* Data supplied *
● ● ●

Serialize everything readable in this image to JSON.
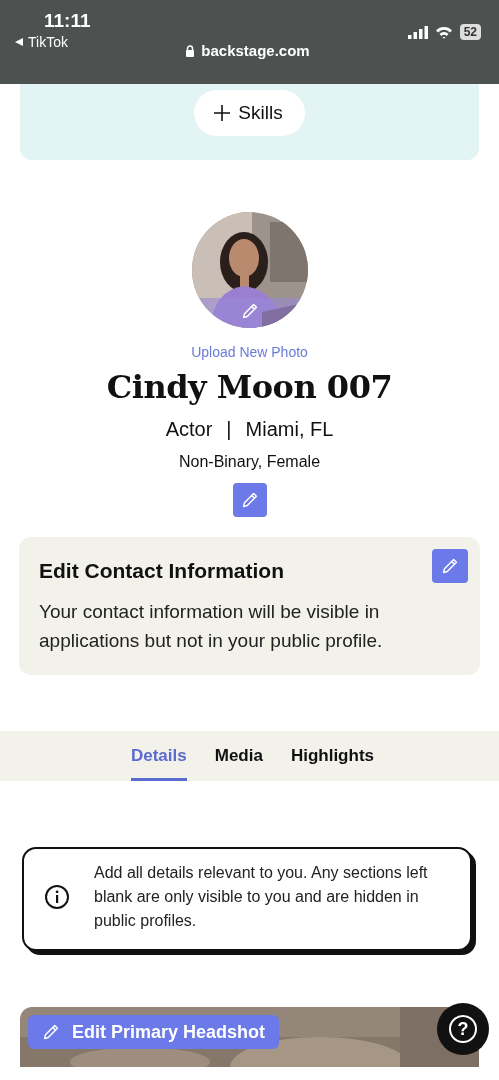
{
  "status_bar": {
    "time": "11:11",
    "back_app": "TikTok",
    "battery": "52"
  },
  "address_bar": {
    "url": "backstage.com"
  },
  "skills_button": {
    "label": "Skills"
  },
  "profile": {
    "upload_label": "Upload New Photo",
    "name": "Cindy Moon 007",
    "role": "Actor",
    "separator": "|",
    "location": "Miami, FL",
    "identity": "Non-Binary, Female"
  },
  "contact_card": {
    "title": "Edit Contact Information",
    "description": "Your contact information will be visible in applications but not in your public profile."
  },
  "tabs": [
    {
      "label": "Details",
      "selected": true
    },
    {
      "label": "Media",
      "selected": false
    },
    {
      "label": "Highlights",
      "selected": false
    }
  ],
  "notice": {
    "text": "Add all details relevant to you. Any sections left blank are only visible to you and are hidden in public profiles."
  },
  "headshot": {
    "button": "Edit Primary Headshot"
  },
  "help_button": {
    "label": "?"
  }
}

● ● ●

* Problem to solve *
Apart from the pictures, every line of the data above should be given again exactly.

* Result of this task *
Serialize everything readable in this image to JSON.
{
  "status_bar": {
    "time": "11:11",
    "back_app": "TikTok",
    "battery": "52"
  },
  "address_bar": {
    "url": "backstage.com"
  },
  "skills_button": {
    "label": "Skills"
  },
  "profile": {
    "upload_label": "Upload New Photo",
    "name": "Cindy Moon 007",
    "role": "Actor",
    "separator": "|",
    "location": "Miami, FL",
    "identity": "Non-Binary, Female"
  },
  "contact_card": {
    "title": "Edit Contact Information",
    "description": "Your contact information will be visible in applications but not in your public profile."
  },
  "tabs": [
    {
      "label": "Details",
      "selected": true
    },
    {
      "label": "Media",
      "selected": false
    },
    {
      "label": "Highlights",
      "selected": false
    }
  ],
  "notice": {
    "text": "Add all details relevant to you. Any sections left blank are only visible to you and are hidden in public profiles."
  },
  "headshot": {
    "button": "Edit Primary Headshot"
  },
  "help_button": {
    "label": "?"
  }
}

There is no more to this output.